_Task description:_ Write out all the data again, exactly as it stands.

Items listed in a dataset

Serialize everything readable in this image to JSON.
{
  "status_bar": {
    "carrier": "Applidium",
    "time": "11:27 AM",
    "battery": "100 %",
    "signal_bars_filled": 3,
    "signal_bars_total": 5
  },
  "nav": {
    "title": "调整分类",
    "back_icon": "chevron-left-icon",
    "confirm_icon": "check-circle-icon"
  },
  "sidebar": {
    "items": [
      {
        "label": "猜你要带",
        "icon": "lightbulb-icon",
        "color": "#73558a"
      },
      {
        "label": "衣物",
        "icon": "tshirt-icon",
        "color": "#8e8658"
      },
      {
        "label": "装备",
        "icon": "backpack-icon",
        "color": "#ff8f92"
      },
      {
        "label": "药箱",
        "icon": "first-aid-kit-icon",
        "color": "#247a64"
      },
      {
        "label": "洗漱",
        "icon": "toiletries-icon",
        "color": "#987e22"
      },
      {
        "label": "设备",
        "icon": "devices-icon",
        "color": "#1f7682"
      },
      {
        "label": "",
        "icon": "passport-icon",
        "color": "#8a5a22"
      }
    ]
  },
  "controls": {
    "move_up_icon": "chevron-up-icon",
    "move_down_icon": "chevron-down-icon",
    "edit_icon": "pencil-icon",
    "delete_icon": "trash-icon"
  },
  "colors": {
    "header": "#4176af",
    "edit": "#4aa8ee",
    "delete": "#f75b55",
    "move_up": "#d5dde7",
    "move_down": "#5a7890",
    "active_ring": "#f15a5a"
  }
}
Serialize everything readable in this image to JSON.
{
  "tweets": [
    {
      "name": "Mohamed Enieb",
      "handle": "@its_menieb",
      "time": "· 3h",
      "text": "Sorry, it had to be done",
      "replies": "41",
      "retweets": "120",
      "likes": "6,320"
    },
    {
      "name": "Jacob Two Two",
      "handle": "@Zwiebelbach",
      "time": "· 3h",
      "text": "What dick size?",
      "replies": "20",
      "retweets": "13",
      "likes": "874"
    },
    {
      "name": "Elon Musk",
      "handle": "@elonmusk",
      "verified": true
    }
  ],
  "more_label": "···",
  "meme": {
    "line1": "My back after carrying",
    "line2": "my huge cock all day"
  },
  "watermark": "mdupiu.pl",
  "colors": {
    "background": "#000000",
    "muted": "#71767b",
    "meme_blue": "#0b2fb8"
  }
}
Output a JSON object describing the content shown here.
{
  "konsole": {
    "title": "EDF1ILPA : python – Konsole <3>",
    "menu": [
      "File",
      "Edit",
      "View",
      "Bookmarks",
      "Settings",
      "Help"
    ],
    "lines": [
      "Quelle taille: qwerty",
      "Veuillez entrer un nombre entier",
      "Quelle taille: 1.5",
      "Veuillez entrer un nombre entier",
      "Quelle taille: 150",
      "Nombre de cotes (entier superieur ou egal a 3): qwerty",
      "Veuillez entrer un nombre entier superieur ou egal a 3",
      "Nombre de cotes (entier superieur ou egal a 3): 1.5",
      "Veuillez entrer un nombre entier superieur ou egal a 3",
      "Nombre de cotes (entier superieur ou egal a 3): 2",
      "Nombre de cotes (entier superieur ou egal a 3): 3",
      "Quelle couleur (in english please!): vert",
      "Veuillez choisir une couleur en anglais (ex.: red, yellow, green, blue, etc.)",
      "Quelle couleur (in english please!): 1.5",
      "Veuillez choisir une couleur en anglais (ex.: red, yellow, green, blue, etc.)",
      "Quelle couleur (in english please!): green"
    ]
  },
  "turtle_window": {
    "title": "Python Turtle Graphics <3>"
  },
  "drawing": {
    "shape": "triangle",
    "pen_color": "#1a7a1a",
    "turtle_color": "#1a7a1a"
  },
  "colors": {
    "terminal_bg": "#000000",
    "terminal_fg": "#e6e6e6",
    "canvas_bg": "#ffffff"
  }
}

_Reply to the exercise:_
Serialize everything readable in this image to JSON.
{
  "status_bar": {
    "carrier": "Applidium",
    "time": "11:27 AM",
    "battery": "100 %",
    "signal_bars_filled": 3,
    "signal_bars_total": 5
  },
  "nav": {
    "title": "调整分类",
    "back_icon": "chevron-left-icon",
    "confirm_icon": "check-circle-icon"
  },
  "sidebar": {
    "items": [
      {
        "label": "猜你要带",
        "icon": "lightbulb-icon",
        "color": "#73558a"
      },
      {
        "label": "衣物",
        "icon": "tshirt-icon",
        "color": "#8e8658"
      },
      {
        "label": "装备",
        "icon": "backpack-icon",
        "color": "#ff8f92"
      },
      {
        "label": "药箱",
        "icon": "first-aid-kit-icon",
        "color": "#247a64"
      },
      {
        "label": "洗漱",
        "icon": "toiletries-icon",
        "color": "#987e22"
      },
      {
        "label": "设备",
        "icon": "devices-icon",
        "color": "#1f7682"
      },
      {
        "label": "",
        "icon": "passport-icon",
        "color": "#8a5a22"
      }
    ]
  },
  "controls": {
    "move_up_icon": "chevron-up-icon",
    "move_down_icon": "chevron-down-icon",
    "edit_icon": "pencil-icon",
    "delete_icon": "trash-icon"
  },
  "colors": {
    "header": "#4176af",
    "edit": "#4aa8ee",
    "delete": "#f75b55",
    "move_up": "#d5dde7",
    "move_down": "#5a7890",
    "active_ring": "#f15a5a"
  }
}
Serialize everything readable in this image to JSON.
{
  "tweets": [
    {
      "name": "Mohamed Enieb",
      "handle": "@its_menieb",
      "time": "· 3h",
      "text": "Sorry, it had to be done",
      "replies": "41",
      "retweets": "120",
      "likes": "6,320"
    },
    {
      "name": "Jacob Two Two",
      "handle": "@Zwiebelbach",
      "time": "· 3h",
      "text": "What dick size?",
      "replies": "20",
      "retweets": "13",
      "likes": "874"
    },
    {
      "name": "Elon Musk",
      "handle": "@elonmusk",
      "verified": true
    }
  ],
  "more_label": "···",
  "meme": {
    "line1": "My back after carrying",
    "line2": "my huge cock all day"
  },
  "watermark": "mdupiu.pl",
  "colors": {
    "background": "#000000",
    "muted": "#71767b",
    "meme_blue": "#0b2fb8"
  }
}
Output a JSON object describing the content shown here.
{
  "konsole": {
    "title": "EDF1ILPA : python – Konsole <3>",
    "menu": [
      "File",
      "Edit",
      "View",
      "Bookmarks",
      "Settings",
      "Help"
    ],
    "lines": [
      "Quelle taille: qwerty",
      "Veuillez entrer un nombre entier",
      "Quelle taille: 1.5",
      "Veuillez entrer un nombre entier",
      "Quelle taille: 150",
      "Nombre de cotes (entier superieur ou egal a 3): qwerty",
      "Veuillez entrer un nombre entier superieur ou egal a 3",
      "Nombre de cotes (entier superieur ou egal a 3): 1.5",
      "Veuillez entrer un nombre entier superieur ou egal a 3",
      "Nombre de cotes (entier superieur ou egal a 3): 2",
      "Nombre de cotes (entier superieur ou egal a 3): 3",
      "Quelle couleur (in english please!): vert",
      "Veuillez choisir une couleur en anglais (ex.: red, yellow, green, blue, etc.)",
      "Quelle couleur (in english please!): 1.5",
      "Veuillez choisir une couleur en anglais (ex.: red, yellow, green, blue, etc.)",
      "Quelle couleur (in english please!): green"
    ]
  },
  "turtle_window": {
    "title": "Python Turtle Graphics <3>"
  },
  "drawing": {
    "shape": "triangle",
    "pen_color": "#1a7a1a",
    "turtle_color": "#1a7a1a"
  },
  "colors": {
    "terminal_bg": "#000000",
    "terminal_fg": "#e6e6e6",
    "canvas_bg": "#ffffff"
  }
}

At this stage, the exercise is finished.